■ Interface dataset entries ■
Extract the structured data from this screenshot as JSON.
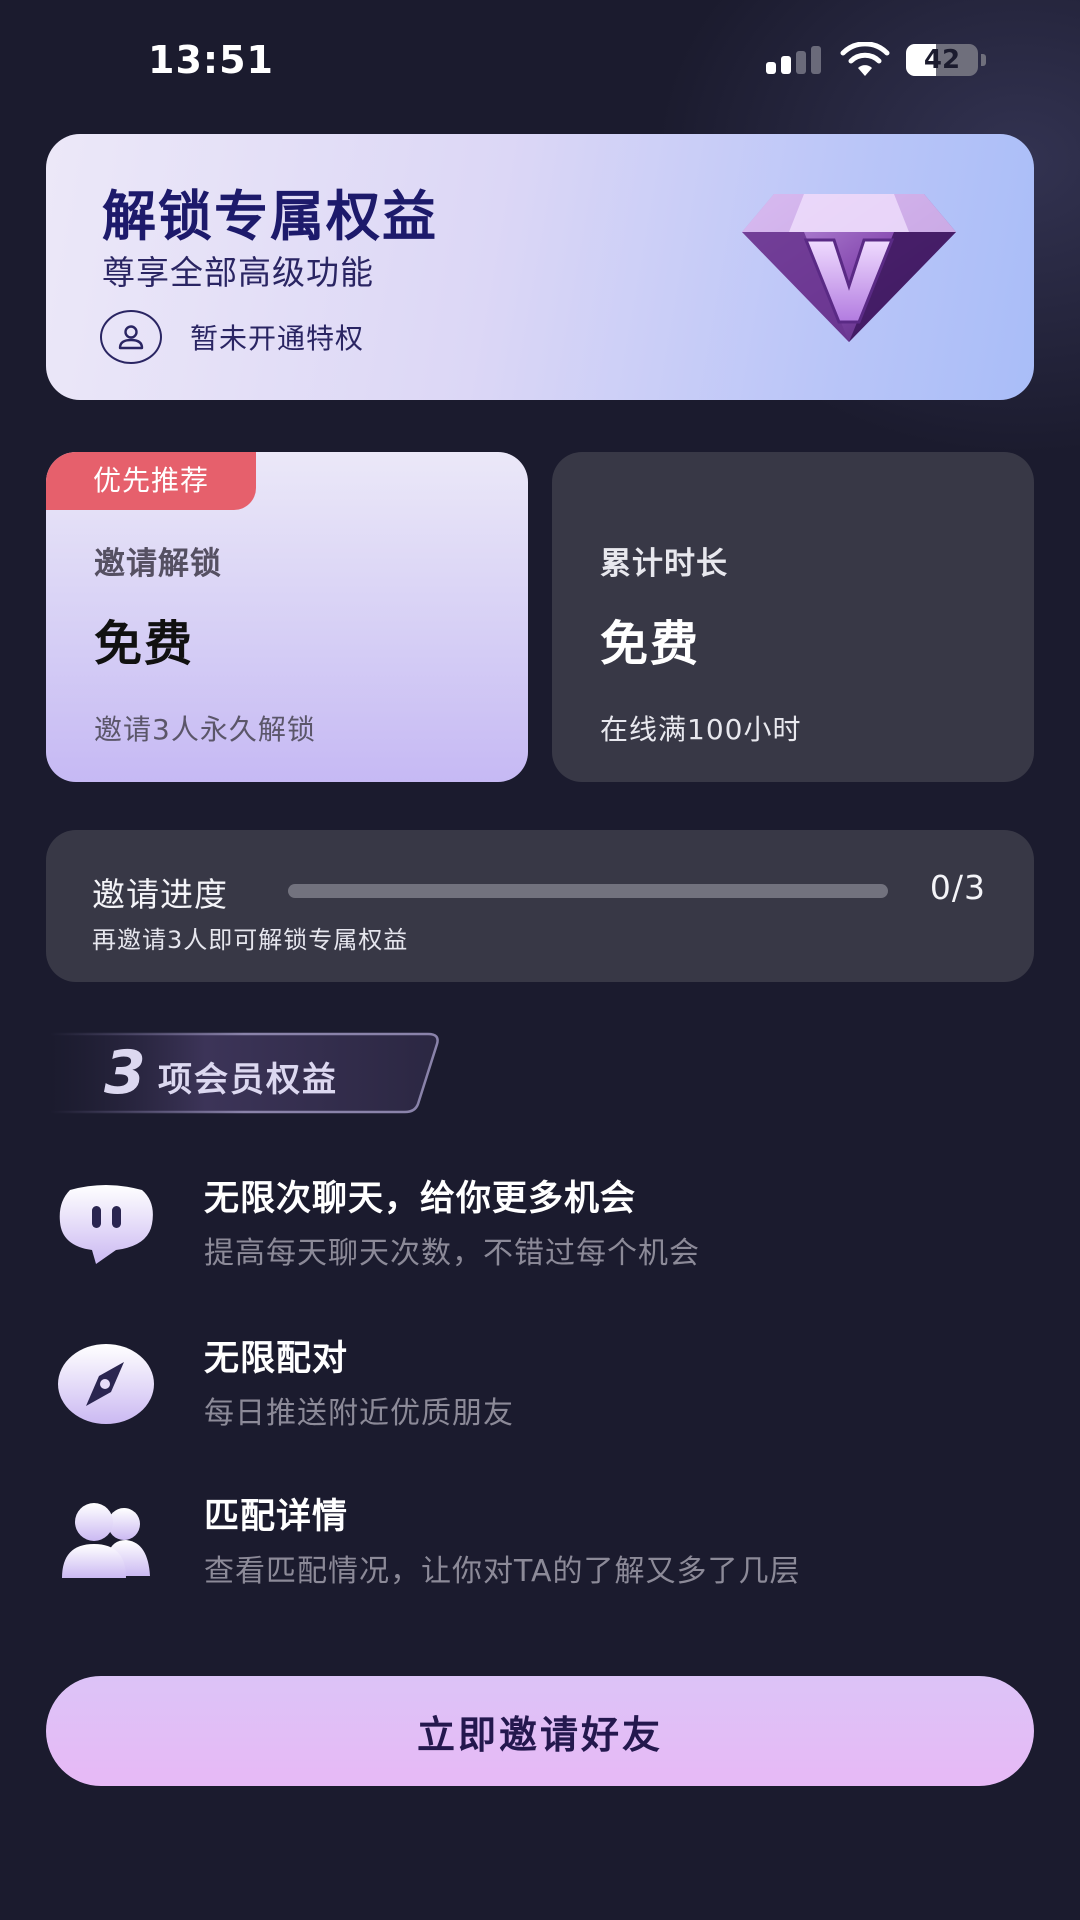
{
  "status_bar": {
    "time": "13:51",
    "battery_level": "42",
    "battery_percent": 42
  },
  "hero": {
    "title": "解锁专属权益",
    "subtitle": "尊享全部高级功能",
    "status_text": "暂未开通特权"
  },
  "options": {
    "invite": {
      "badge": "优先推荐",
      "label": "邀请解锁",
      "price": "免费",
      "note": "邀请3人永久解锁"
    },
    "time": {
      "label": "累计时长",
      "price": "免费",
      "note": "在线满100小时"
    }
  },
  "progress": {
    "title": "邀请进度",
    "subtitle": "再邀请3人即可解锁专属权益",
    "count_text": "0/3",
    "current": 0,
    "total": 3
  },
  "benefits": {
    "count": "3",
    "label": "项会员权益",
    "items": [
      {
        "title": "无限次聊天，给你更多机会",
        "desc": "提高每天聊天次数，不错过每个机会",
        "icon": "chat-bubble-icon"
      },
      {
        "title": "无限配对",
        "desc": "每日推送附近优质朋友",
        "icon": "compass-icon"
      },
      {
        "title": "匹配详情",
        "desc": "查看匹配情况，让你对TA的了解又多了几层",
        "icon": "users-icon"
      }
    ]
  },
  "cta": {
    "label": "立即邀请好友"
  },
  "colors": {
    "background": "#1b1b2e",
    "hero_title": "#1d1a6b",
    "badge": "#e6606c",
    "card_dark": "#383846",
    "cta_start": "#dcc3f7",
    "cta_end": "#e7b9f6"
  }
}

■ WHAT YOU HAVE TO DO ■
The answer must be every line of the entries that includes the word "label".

■ RESULT ■
      "label": "邀请解锁",
      "label": "累计时长",
    "label": "项会员权益",
    "label": "立即邀请好友"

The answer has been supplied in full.